───── EXERCISE INPUT

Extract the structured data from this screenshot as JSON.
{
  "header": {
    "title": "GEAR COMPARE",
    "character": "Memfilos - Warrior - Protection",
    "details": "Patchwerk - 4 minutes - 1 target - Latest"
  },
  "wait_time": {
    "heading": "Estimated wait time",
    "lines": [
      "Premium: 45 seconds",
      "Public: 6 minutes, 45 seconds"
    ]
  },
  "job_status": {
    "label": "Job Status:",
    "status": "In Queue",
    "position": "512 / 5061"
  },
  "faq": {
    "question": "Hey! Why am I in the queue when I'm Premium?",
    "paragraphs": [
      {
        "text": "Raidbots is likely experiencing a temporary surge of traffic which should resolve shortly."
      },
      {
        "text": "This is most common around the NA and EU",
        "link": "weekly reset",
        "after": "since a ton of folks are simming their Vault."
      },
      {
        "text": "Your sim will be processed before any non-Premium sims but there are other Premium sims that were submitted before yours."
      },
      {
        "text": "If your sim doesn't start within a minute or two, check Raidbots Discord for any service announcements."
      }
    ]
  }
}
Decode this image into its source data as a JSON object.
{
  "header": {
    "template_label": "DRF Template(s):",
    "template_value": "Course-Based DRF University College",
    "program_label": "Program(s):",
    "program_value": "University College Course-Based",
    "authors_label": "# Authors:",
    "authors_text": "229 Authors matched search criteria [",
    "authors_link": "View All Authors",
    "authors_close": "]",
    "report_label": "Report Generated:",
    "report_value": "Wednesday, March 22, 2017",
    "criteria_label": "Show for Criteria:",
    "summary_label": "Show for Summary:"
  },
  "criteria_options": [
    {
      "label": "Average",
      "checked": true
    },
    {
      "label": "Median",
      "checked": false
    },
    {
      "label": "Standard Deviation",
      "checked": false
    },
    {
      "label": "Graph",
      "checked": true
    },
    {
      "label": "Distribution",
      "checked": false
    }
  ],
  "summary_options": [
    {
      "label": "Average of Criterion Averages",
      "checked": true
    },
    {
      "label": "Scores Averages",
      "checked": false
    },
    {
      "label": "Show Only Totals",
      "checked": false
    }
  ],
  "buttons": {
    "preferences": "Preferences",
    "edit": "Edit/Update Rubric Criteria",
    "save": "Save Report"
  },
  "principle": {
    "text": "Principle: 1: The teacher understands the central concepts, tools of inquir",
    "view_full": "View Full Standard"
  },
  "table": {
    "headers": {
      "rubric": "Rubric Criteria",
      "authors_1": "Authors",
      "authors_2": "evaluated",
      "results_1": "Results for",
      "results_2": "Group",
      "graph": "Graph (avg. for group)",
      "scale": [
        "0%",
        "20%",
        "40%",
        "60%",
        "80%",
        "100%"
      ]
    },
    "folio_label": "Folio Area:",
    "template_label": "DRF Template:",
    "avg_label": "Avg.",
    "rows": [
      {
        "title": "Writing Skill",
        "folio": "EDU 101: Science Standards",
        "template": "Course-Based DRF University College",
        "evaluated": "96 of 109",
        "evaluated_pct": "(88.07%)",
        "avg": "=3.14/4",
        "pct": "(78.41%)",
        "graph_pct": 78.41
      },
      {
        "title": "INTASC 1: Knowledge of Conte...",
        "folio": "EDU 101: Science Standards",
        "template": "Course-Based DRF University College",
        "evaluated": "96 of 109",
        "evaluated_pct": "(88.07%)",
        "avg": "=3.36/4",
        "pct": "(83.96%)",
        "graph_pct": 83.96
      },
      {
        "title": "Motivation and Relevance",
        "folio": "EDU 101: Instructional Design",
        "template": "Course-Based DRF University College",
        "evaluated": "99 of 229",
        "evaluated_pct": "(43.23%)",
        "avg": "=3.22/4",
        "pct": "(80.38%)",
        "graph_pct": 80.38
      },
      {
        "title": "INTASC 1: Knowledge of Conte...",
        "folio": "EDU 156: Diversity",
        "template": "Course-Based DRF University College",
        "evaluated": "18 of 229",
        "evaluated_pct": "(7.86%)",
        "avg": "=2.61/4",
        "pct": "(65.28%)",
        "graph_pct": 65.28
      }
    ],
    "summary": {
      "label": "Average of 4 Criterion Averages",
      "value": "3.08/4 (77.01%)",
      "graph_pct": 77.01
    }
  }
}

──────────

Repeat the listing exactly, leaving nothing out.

Extract the structured data from this screenshot as JSON.
{
  "header": {
    "title": "GEAR COMPARE",
    "character": "Memfilos - Warrior - Protection",
    "details": "Patchwerk - 4 minutes - 1 target - Latest"
  },
  "wait_time": {
    "heading": "Estimated wait time",
    "lines": [
      "Premium: 45 seconds",
      "Public: 6 minutes, 45 seconds"
    ]
  },
  "job_status": {
    "label": "Job Status:",
    "status": "In Queue",
    "position": "512 / 5061"
  },
  "faq": {
    "question": "Hey! Why am I in the queue when I'm Premium?",
    "paragraphs": [
      {
        "text": "Raidbots is likely experiencing a temporary surge of traffic which should resolve shortly."
      },
      {
        "text": "This is most common around the NA and EU",
        "link": "weekly reset",
        "after": "since a ton of folks are simming their Vault."
      },
      {
        "text": "Your sim will be processed before any non-Premium sims but there are other Premium sims that were submitted before yours."
      },
      {
        "text": "If your sim doesn't start within a minute or two, check Raidbots Discord for any service announcements."
      }
    ]
  }
}
Decode this image into its source data as a JSON object.
{
  "header": {
    "template_label": "DRF Template(s):",
    "template_value": "Course-Based DRF University College",
    "program_label": "Program(s):",
    "program_value": "University College Course-Based",
    "authors_label": "# Authors:",
    "authors_text": "229 Authors matched search criteria [",
    "authors_link": "View All Authors",
    "authors_close": "]",
    "report_label": "Report Generated:",
    "report_value": "Wednesday, March 22, 2017",
    "criteria_label": "Show for Criteria:",
    "summary_label": "Show for Summary:"
  },
  "criteria_options": [
    {
      "label": "Average",
      "checked": true
    },
    {
      "label": "Median",
      "checked": false
    },
    {
      "label": "Standard Deviation",
      "checked": false
    },
    {
      "label": "Graph",
      "checked": true
    },
    {
      "label": "Distribution",
      "checked": false
    }
  ],
  "summary_options": [
    {
      "label": "Average of Criterion Averages",
      "checked": true
    },
    {
      "label": "Scores Averages",
      "checked": false
    },
    {
      "label": "Show Only Totals",
      "checked": false
    }
  ],
  "buttons": {
    "preferences": "Preferences",
    "edit": "Edit/Update Rubric Criteria",
    "save": "Save Report"
  },
  "principle": {
    "text": "Principle: 1: The teacher understands the central concepts, tools of inquir",
    "view_full": "View Full Standard"
  },
  "table": {
    "headers": {
      "rubric": "Rubric Criteria",
      "authors_1": "Authors",
      "authors_2": "evaluated",
      "results_1": "Results for",
      "results_2": "Group",
      "graph": "Graph (avg. for group)",
      "scale": [
        "0%",
        "20%",
        "40%",
        "60%",
        "80%",
        "100%"
      ]
    },
    "folio_label": "Folio Area:",
    "template_label": "DRF Template:",
    "avg_label": "Avg.",
    "rows": [
      {
        "title": "Writing Skill",
        "folio": "EDU 101: Science Standards",
        "template": "Course-Based DRF University College",
        "evaluated": "96 of 109",
        "evaluated_pct": "(88.07%)",
        "avg": "=3.14/4",
        "pct": "(78.41%)",
        "graph_pct": 78.41
      },
      {
        "title": "INTASC 1: Knowledge of Conte...",
        "folio": "EDU 101: Science Standards",
        "template": "Course-Based DRF University College",
        "evaluated": "96 of 109",
        "evaluated_pct": "(88.07%)",
        "avg": "=3.36/4",
        "pct": "(83.96%)",
        "graph_pct": 83.96
      },
      {
        "title": "Motivation and Relevance",
        "folio": "EDU 101: Instructional Design",
        "template": "Course-Based DRF University College",
        "evaluated": "99 of 229",
        "evaluated_pct": "(43.23%)",
        "avg": "=3.22/4",
        "pct": "(80.38%)",
        "graph_pct": 80.38
      },
      {
        "title": "INTASC 1: Knowledge of Conte...",
        "folio": "EDU 156: Diversity",
        "template": "Course-Based DRF University College",
        "evaluated": "18 of 229",
        "evaluated_pct": "(7.86%)",
        "avg": "=2.61/4",
        "pct": "(65.28%)",
        "graph_pct": 65.28
      }
    ],
    "summary": {
      "label": "Average of 4 Criterion Averages",
      "value": "3.08/4 (77.01%)",
      "graph_pct": 77.01
    }
  }
}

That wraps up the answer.